This seminar reviews the structuring, negotiation, and implementation of cross-border merger and acquisition transactions, taking into account applicable issues of international law, and national practice. The seminar discusses alternative forms of transaction structure and the underlying tax and legal considerations considered for choosing particular approaches. We will also analyze different forms of acquisition agreements, review the role and application of key transactional concepts, and analyze how they are addressed in the context of specific transactions. We will take the opportunity to review the typical areas of negotiation in the acquisition of private and public companies, and evaluate how those negotiations are affected by international regulatory, legal, and fiscal considerations. The seminar will review trends in deal terms drawing on recent transactions involving North American, European, and Asian companies. Not offered AY 2016-2017.
ILO L240: LEGAL AND INSTITUTIONAL ASPECTS OF INTERNATIONAL TRADE
This course examines the law of international trade in goods and services, focusing principally on the law of the World Trade Organization and its General Agreement on Tariffs and Trade, as well as on the foreign trade law of the United States. This sector of international law includes specialized negotiation and dispute settlement processes, as well as particular types of rules, restraining national restrictions on trade. These rules address tariff and non-tariff barriers, discrimination, regionalism, anti-dumping duties, countervailing duties and safeguards measures. This course will pay particular attention to how this legal system manages various facets of globalization.
ILO L250: LAW AND DEVELOPMENT
This seminar examines the role of law and legal systems in the economic and social development of developing nations, emerging markets, and countries in transition. It explores how law may both inhibit and foster change and the ways that legal institutions may be organized to achieve national goals. It first considers the nature of law, the nature of development, and the theoretical relationships of law to the development process. It then explores the links between law and development through case studies on land tenure, foreign investment, environment, governance, constitutionalism, corruption, judicial reform, enterprise organization, and the rule of law.
ILO L262: FOREIGN RELATIONS AND NATIONAL SECURITY LAW
This course deals with the intersection of international law and United States constitutional law, focusing upon the separation of powers doctrine and the allocation of decision-making authority, international law as part of United States law, treaties and other international agreements, the war power and terrorism, the appropriations power, federalism, the role of the courts, and current national security issues. Open to students who have completed L200 or its equivalent, or with permission of the instructor.
ILO LXXXM: SELECTED ISSUES IN LAW OF THE SEA
ILO 300-399: INDEPENDENT STUDY
Directed reading and research for credit, providing an opportunity for qualified students to pursue the study of particular problems within the discipline of International Law and Organizations under the personal guidance of a member of faculty. The course may be assigned to a Field of Study according to the topic selected. By consent of the professor and petition.

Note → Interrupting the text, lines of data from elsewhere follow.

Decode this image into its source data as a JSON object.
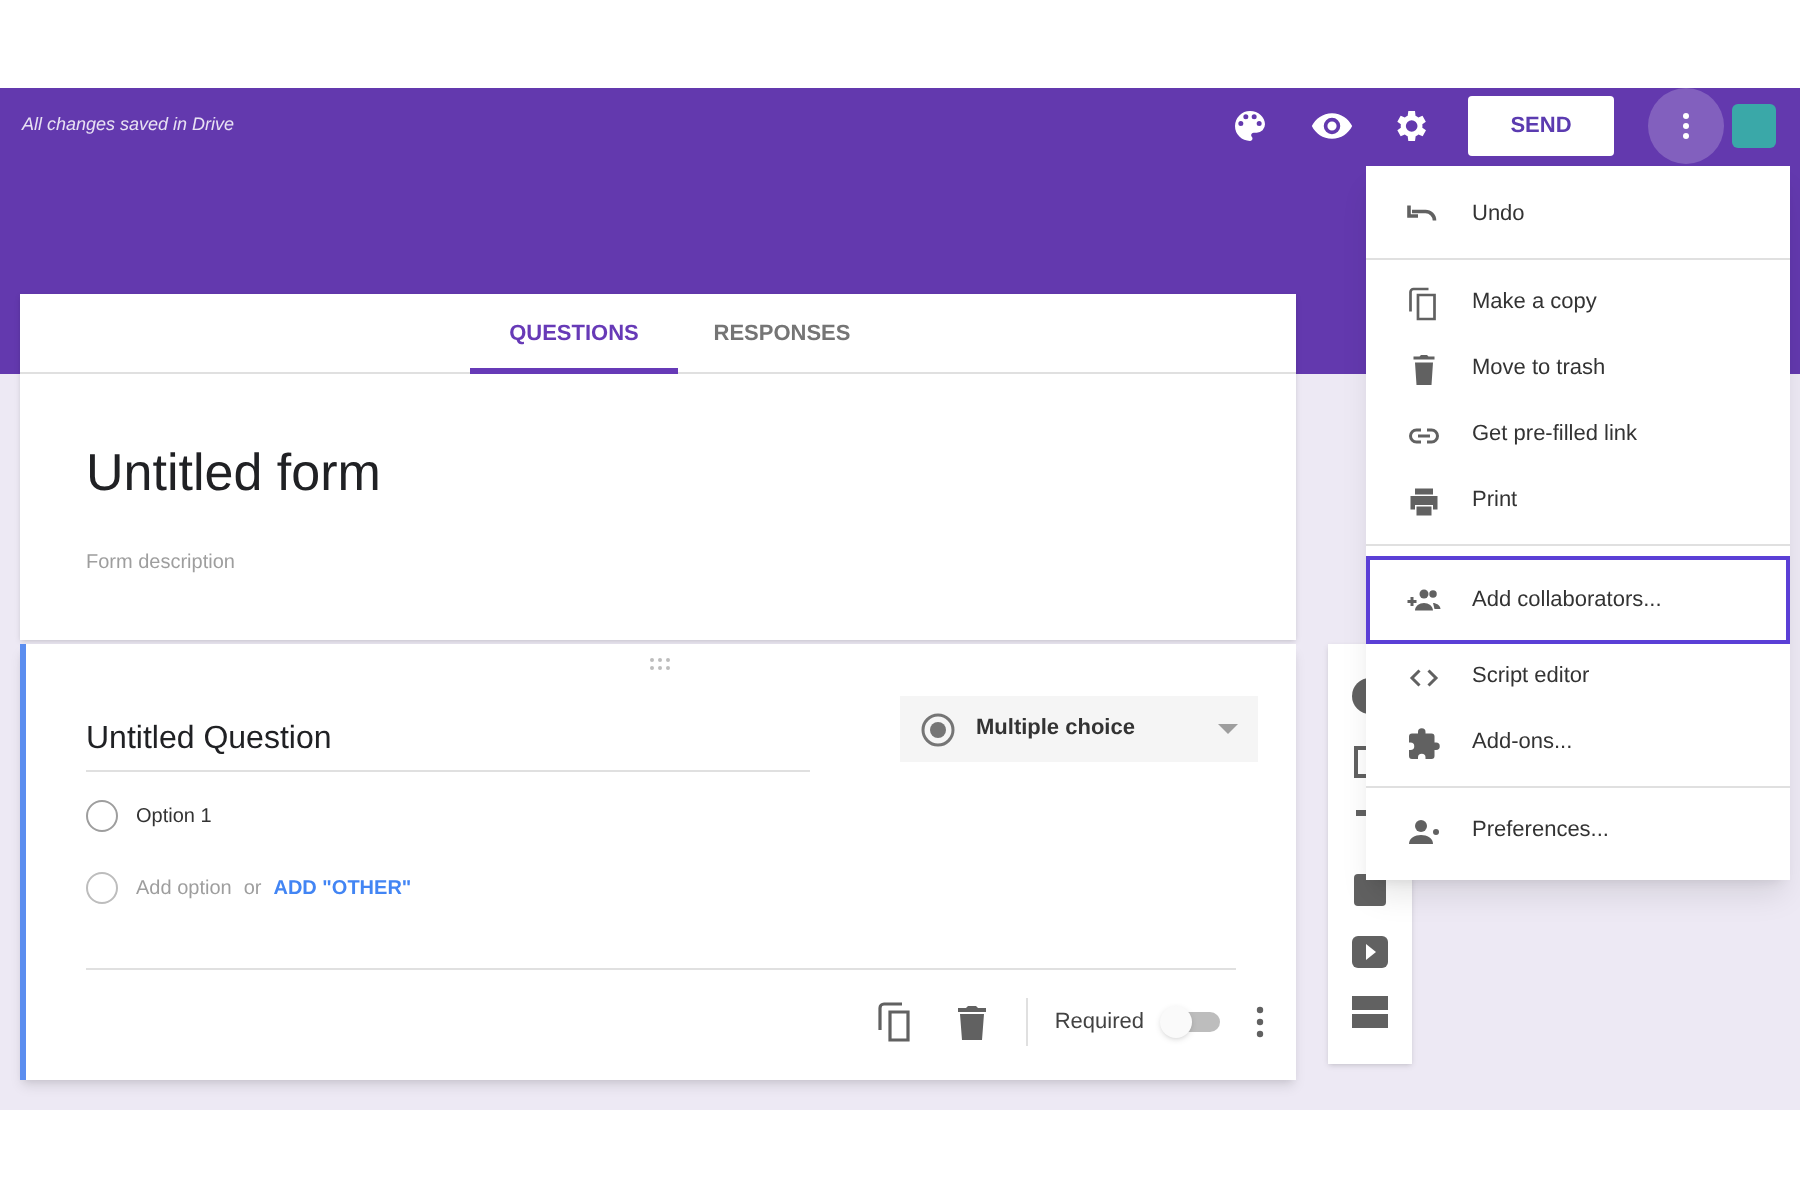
{
  "header": {
    "status": "All changes saved in Drive",
    "send_button": "SEND"
  },
  "tabs": [
    {
      "label": "QUESTIONS",
      "selected": true
    },
    {
      "label": "RESPONSES",
      "selected": false
    }
  ],
  "form": {
    "title": "Untitled form",
    "description_placeholder": "Form description"
  },
  "question": {
    "title": "Untitled Question",
    "type": "Multiple choice",
    "options": [
      {
        "label": "Option 1"
      }
    ],
    "add_option": "Add option",
    "or": "or",
    "add_other": "ADD \"OTHER\"",
    "required_label": "Required",
    "required": false
  },
  "menu": {
    "groups": [
      [
        {
          "label": "Undo",
          "selected": false
        }
      ],
      [
        {
          "label": "Make a copy",
          "selected": false
        },
        {
          "label": "Move to trash",
          "selected": false
        },
        {
          "label": "Get pre-filled link",
          "selected": false
        },
        {
          "label": "Print",
          "selected": false
        }
      ],
      [
        {
          "label": "Add collaborators...",
          "selected": true
        },
        {
          "label": "Script editor",
          "selected": false
        },
        {
          "label": "Add-ons...",
          "selected": false
        }
      ],
      [
        {
          "label": "Preferences...",
          "selected": false
        }
      ]
    ]
  }
}
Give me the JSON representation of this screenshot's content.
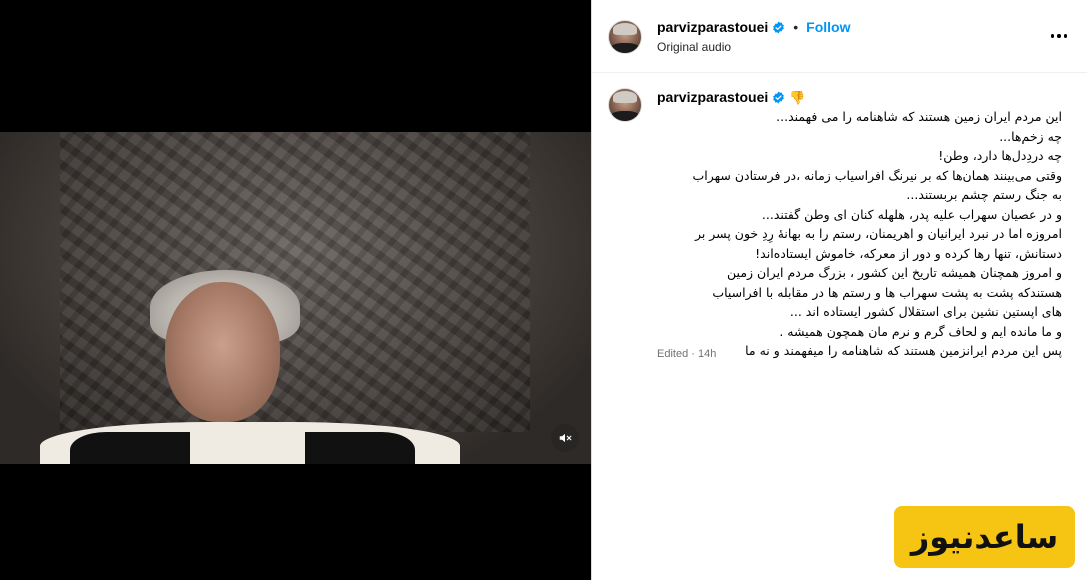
{
  "post": {
    "username": "parvizparastouei",
    "follow_label": "Follow",
    "audio_label": "Original audio",
    "separator": "•"
  },
  "caption": {
    "username": "parvizparastouei",
    "emoji": "👎",
    "lines": [
      "این مردم ایران زمین هستند که شاهنامه را می فهمند...",
      "چه زخم‌ها...",
      "چه دردِدل‌ها دارد، وطن!",
      "وقتی می‌بینند همان‌ها که بر نیرنگ افراسیاب زمانه ،در فرستادن سهراب",
      "به جنگ رستم چشم بربستند...",
      "و در عصیان سهراب علیه پدر، هلهله کنان ای وطن گفتند...",
      "امروزه اما در نبرد ایرانیان و اهریمنان، رستم را به بهانهٔ رِدِ خون پسر بر",
      "دستانش، تنها رها کرده و دور از معرکه، خاموش ایستاده‌اند!",
      "و امروز همچنان همیشه تاریخ این کشور ، بزرگ مردم ایران زمین",
      "هستندکه پشت به پشت سهراب ها و رستم ها در مقابله با افراسیاب",
      "های اپستین نشین برای استقلال کشور ایستاده اند ...",
      "و ما مانده ایم و لحاف گرم و نرم مان همچون همیشه .",
      "پس این مردم ایرانزمین هستند که شاهنامه را میفهمند و نه ما"
    ],
    "edited": "Edited",
    "time": "14h",
    "meta_separator": "·"
  },
  "watermark": {
    "text": "ساعدنیوز"
  },
  "icons": {
    "mute": "speaker-muted-icon",
    "verified": "verified-badge-icon",
    "more": "more-options-icon"
  },
  "colors": {
    "accent": "#0095f6",
    "verified": "#0095f6",
    "watermark_bg": "#f6c413",
    "muted_text": "#737373"
  }
}
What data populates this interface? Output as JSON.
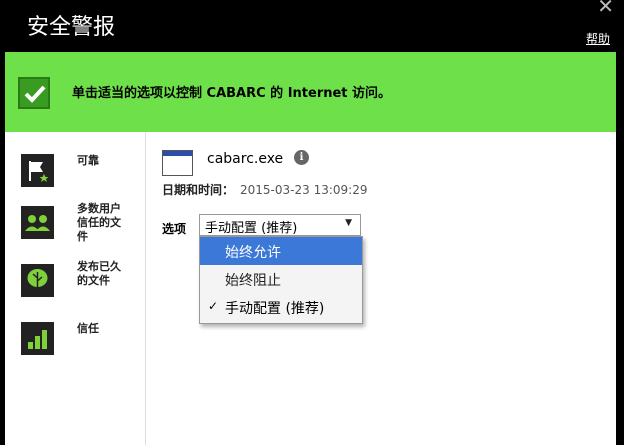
{
  "window": {
    "title": "安全警报",
    "help_label": "帮助",
    "close_glyph": "✕"
  },
  "banner": {
    "message": "单击适当的选项以控制 CABARC 的 Internet 访问。",
    "accent": "#6ee04a"
  },
  "sidebar": {
    "items": [
      {
        "label": "可靠",
        "icon": "flag-star-icon"
      },
      {
        "label": "多数用户信任的文件",
        "icon": "users-icon"
      },
      {
        "label": "发布已久的文件",
        "icon": "tree-icon"
      },
      {
        "label": "信任",
        "icon": "signal-bars-icon"
      }
    ]
  },
  "main": {
    "filename": "cabarc.exe",
    "info_glyph": "i",
    "date_label": "日期和时间：",
    "date_value": "2015-03-23 13:09:29",
    "options_label": "选项",
    "select_value": "手动配置 (推荐)",
    "options": [
      "始终允许",
      "始终阻止",
      "手动配置 (推荐)"
    ],
    "checkmark": "✓"
  }
}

ILO 400: READING AND RESEARCH
Noncredit directed reading and research in preparation for PhD comprehensive examination or dissertation research and writing on the subjects within this division. By consent of the professor.